And so I knew, coming into my senior year, I wanted this to be one of my bigger commitments at Maryland. And so I made a point to really try and go to as many practices as I could. Throughout all four years, I was always trying to build my schedule around practice times, right? So I’m definitely invested and committed to this team. But at the same time, it’s just basketball. I know I really just want everyone on the team to give it their all, and if they give it their all, I don’t really care what the outcome is, win or lose.

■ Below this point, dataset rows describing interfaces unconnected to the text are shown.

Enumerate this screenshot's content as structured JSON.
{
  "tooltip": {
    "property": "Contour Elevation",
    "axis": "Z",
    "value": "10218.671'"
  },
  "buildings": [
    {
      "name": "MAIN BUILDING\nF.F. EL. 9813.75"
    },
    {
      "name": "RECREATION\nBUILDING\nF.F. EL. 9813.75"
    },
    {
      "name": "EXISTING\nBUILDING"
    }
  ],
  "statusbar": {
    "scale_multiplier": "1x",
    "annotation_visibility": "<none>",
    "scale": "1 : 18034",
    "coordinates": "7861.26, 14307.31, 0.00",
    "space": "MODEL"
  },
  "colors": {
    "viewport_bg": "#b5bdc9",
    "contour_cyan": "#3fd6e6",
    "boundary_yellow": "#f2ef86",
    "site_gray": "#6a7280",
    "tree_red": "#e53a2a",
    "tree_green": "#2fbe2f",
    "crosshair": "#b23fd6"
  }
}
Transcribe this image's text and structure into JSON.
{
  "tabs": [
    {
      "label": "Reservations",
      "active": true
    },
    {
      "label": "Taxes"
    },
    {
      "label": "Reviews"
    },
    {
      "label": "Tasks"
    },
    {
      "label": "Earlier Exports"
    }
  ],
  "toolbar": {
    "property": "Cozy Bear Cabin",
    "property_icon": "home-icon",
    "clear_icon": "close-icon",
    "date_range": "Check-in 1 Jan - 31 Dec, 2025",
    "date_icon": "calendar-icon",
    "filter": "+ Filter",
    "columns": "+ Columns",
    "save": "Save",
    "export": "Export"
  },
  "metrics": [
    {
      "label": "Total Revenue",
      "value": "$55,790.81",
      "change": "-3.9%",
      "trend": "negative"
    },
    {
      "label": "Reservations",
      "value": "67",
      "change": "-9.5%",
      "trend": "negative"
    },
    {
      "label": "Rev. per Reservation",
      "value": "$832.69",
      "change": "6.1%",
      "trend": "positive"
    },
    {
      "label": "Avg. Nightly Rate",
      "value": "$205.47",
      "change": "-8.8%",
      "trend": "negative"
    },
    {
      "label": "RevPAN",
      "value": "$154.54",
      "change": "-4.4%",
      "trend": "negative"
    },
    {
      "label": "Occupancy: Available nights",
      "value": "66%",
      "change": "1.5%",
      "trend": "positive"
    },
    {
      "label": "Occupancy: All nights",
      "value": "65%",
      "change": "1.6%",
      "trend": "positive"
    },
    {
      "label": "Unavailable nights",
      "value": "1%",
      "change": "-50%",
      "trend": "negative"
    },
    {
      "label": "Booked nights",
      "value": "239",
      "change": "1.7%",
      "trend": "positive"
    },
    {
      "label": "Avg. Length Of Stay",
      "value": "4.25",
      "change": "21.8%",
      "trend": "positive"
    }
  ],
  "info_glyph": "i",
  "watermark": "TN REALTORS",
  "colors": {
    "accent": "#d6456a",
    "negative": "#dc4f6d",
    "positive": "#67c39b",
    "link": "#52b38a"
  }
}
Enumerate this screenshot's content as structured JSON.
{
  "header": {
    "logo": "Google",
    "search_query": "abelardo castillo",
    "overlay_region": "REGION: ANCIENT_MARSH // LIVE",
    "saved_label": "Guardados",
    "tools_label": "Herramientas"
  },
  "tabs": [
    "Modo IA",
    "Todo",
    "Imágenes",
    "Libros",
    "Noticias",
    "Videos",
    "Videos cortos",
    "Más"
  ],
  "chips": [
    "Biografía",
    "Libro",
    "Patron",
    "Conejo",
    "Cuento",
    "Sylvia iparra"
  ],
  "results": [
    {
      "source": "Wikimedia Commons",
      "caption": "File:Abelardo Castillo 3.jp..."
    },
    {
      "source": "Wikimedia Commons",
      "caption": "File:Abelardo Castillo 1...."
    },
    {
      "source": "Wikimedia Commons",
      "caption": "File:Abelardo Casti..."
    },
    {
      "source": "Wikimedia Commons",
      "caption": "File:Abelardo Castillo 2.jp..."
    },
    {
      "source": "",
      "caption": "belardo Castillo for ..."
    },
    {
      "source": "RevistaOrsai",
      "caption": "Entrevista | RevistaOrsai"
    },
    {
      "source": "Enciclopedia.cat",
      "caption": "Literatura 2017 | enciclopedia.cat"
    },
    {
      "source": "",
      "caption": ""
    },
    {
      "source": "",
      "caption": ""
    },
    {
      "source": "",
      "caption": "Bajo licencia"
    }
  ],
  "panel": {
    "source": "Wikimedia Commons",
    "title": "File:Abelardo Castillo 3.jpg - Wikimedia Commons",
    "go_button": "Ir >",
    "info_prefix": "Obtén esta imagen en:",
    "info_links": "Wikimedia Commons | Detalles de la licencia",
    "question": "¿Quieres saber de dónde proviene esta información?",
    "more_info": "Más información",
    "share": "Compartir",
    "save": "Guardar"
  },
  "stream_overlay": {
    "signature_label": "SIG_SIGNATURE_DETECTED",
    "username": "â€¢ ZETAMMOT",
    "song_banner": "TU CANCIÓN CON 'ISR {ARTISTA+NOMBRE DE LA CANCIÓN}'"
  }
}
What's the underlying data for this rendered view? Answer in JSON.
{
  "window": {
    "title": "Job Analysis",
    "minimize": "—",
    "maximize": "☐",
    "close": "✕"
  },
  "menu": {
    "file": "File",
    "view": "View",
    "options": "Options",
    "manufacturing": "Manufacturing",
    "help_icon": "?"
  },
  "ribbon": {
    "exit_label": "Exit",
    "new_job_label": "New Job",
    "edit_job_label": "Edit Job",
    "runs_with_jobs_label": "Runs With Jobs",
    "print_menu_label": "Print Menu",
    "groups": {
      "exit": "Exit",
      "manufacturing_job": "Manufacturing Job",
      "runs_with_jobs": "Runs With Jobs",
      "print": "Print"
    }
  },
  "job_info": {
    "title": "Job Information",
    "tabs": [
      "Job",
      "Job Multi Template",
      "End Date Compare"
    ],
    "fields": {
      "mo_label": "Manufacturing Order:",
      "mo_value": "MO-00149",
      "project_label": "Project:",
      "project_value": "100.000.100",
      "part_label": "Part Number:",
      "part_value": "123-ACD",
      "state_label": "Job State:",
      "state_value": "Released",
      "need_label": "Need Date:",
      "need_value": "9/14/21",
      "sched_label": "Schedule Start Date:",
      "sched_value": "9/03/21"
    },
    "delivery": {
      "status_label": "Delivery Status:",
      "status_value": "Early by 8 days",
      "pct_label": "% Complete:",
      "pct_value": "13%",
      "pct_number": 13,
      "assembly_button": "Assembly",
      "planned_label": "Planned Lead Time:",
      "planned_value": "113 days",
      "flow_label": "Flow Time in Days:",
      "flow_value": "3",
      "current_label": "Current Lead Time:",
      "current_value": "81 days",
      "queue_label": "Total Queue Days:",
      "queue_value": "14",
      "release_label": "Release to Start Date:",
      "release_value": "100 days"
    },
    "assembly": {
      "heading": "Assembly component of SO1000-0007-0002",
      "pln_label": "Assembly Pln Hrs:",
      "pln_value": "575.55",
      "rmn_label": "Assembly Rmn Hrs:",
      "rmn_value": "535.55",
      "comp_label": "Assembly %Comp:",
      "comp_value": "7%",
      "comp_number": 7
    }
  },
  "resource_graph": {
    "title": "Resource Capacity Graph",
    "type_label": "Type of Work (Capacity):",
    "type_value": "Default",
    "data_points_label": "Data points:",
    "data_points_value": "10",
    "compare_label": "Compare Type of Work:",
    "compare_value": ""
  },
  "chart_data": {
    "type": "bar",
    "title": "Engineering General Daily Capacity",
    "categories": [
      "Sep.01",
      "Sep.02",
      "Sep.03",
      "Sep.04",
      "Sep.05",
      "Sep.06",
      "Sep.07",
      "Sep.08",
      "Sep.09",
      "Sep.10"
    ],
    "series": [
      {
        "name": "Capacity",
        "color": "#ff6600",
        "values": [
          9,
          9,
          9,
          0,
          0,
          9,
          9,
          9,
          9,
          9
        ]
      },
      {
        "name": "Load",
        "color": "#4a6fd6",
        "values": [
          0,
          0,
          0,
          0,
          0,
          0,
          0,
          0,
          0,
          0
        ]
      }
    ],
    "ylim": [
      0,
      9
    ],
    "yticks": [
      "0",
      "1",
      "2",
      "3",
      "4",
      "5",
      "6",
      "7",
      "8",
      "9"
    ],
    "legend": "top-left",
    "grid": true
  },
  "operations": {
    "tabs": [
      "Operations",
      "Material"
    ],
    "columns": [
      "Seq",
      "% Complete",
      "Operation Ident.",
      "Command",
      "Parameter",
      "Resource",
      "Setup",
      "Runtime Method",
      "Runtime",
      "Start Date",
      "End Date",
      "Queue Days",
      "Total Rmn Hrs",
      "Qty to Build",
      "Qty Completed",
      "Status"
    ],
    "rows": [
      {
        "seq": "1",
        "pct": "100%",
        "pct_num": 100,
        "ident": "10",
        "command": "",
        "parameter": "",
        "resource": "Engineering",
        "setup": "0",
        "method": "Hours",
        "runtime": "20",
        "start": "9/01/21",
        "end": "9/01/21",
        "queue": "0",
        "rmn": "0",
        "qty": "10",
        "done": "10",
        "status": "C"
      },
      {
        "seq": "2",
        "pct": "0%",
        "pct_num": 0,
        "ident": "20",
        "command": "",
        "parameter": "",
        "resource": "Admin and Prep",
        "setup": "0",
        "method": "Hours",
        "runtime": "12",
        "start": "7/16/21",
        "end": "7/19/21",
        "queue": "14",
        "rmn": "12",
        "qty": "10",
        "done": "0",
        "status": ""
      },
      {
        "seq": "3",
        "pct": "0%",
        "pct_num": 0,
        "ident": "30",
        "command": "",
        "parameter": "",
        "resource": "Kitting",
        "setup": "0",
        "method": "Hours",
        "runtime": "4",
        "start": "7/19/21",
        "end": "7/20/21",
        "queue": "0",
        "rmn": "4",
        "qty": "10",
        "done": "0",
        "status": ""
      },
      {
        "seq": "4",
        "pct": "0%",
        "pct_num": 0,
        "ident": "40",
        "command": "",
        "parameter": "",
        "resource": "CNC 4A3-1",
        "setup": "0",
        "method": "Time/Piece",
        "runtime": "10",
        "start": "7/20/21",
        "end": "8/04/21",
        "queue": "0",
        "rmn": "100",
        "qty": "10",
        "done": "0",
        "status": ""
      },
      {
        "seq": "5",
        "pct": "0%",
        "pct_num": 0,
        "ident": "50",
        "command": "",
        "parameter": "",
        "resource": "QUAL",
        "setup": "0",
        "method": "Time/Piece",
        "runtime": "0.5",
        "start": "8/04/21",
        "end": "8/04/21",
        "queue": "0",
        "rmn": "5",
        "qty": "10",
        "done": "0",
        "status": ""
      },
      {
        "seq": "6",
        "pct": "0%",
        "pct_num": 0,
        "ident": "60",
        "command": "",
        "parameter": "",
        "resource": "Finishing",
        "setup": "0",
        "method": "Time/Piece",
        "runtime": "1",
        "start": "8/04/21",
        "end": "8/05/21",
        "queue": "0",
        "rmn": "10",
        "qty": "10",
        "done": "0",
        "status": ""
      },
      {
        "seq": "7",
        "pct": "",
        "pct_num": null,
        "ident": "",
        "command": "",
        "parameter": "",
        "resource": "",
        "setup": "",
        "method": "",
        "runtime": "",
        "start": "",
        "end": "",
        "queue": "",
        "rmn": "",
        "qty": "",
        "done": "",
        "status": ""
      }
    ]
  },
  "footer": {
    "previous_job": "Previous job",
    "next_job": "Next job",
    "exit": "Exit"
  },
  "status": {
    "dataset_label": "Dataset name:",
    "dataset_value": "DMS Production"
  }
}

But I know that, looking back on my experience at Maryland, it’s kind of unexpected, too. I didn’t make a decision to come to Maryland based off this. I didn’t think that this was going to be something that I was involved with. … I’m just going to look back on this and really just cherish the moments. And obviously, trips like this have been such an incredible experience, and stuff that I definitely hope to hold on to and hopefully remember forever.